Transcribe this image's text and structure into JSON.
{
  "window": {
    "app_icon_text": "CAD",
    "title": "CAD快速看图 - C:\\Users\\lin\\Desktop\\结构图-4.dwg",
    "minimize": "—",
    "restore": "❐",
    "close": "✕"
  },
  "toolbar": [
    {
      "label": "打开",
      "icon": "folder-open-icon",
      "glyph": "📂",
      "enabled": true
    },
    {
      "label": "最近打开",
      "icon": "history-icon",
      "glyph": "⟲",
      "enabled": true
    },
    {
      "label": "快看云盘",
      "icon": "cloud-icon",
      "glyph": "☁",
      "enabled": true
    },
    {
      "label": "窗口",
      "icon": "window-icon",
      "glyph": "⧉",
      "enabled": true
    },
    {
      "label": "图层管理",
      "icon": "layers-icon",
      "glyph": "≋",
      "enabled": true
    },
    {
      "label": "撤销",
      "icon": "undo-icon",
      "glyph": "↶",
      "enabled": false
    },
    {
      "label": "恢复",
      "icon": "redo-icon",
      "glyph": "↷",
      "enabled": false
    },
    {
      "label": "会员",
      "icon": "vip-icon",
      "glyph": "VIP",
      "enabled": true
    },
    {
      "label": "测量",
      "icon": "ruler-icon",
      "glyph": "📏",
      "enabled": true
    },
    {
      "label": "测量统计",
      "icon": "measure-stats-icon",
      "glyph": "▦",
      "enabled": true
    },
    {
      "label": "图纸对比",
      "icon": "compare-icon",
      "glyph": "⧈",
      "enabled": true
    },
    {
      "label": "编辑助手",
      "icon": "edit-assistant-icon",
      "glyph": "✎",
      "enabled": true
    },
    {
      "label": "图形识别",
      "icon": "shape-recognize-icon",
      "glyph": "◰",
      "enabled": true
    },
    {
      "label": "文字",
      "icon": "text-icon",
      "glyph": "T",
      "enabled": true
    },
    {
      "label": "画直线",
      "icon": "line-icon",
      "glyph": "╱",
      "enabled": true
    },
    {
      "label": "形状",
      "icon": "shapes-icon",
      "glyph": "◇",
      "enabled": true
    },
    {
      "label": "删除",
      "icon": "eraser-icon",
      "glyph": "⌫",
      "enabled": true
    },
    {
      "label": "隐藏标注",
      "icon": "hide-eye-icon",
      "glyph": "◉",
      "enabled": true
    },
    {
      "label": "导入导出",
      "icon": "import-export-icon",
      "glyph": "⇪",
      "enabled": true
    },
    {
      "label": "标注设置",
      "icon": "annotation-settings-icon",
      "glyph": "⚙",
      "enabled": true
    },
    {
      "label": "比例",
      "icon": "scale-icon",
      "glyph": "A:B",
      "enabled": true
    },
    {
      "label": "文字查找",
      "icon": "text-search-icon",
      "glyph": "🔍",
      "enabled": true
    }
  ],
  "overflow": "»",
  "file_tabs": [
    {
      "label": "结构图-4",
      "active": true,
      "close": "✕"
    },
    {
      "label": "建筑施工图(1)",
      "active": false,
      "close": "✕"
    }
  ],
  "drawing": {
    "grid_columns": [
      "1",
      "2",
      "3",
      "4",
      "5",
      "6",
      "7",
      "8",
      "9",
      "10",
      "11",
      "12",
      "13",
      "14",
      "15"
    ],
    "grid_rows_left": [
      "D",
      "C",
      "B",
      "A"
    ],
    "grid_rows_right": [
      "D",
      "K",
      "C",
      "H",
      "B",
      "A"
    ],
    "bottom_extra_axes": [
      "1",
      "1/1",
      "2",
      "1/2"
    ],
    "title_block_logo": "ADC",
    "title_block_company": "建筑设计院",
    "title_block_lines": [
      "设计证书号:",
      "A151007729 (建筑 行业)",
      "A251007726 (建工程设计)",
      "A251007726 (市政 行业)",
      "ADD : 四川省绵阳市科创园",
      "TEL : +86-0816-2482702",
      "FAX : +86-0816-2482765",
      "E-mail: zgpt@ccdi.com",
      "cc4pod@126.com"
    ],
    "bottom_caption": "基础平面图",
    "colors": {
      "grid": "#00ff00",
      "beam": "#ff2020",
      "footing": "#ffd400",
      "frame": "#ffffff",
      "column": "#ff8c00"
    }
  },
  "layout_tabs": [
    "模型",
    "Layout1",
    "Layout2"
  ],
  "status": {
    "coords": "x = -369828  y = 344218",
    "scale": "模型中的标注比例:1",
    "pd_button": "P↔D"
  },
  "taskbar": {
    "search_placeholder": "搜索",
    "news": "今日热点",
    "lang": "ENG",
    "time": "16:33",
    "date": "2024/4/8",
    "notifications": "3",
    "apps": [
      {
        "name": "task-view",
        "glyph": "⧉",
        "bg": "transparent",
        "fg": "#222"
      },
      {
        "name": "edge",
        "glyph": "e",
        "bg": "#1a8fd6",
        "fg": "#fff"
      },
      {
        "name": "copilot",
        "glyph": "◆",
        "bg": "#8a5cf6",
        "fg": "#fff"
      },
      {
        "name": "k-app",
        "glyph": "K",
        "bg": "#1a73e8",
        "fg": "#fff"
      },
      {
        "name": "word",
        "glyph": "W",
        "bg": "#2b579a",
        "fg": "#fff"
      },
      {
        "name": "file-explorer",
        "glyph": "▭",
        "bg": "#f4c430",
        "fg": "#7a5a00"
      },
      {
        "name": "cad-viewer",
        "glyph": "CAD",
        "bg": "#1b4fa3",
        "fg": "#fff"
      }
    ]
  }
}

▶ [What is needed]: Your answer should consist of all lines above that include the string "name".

▶ [Answer area]:
        "name": "task-view",
        "name": "edge",
        "name": "copilot",
        "name": "k-app",
        "name": "word",
        "name": "file-explorer",
        "name": "cad-viewer",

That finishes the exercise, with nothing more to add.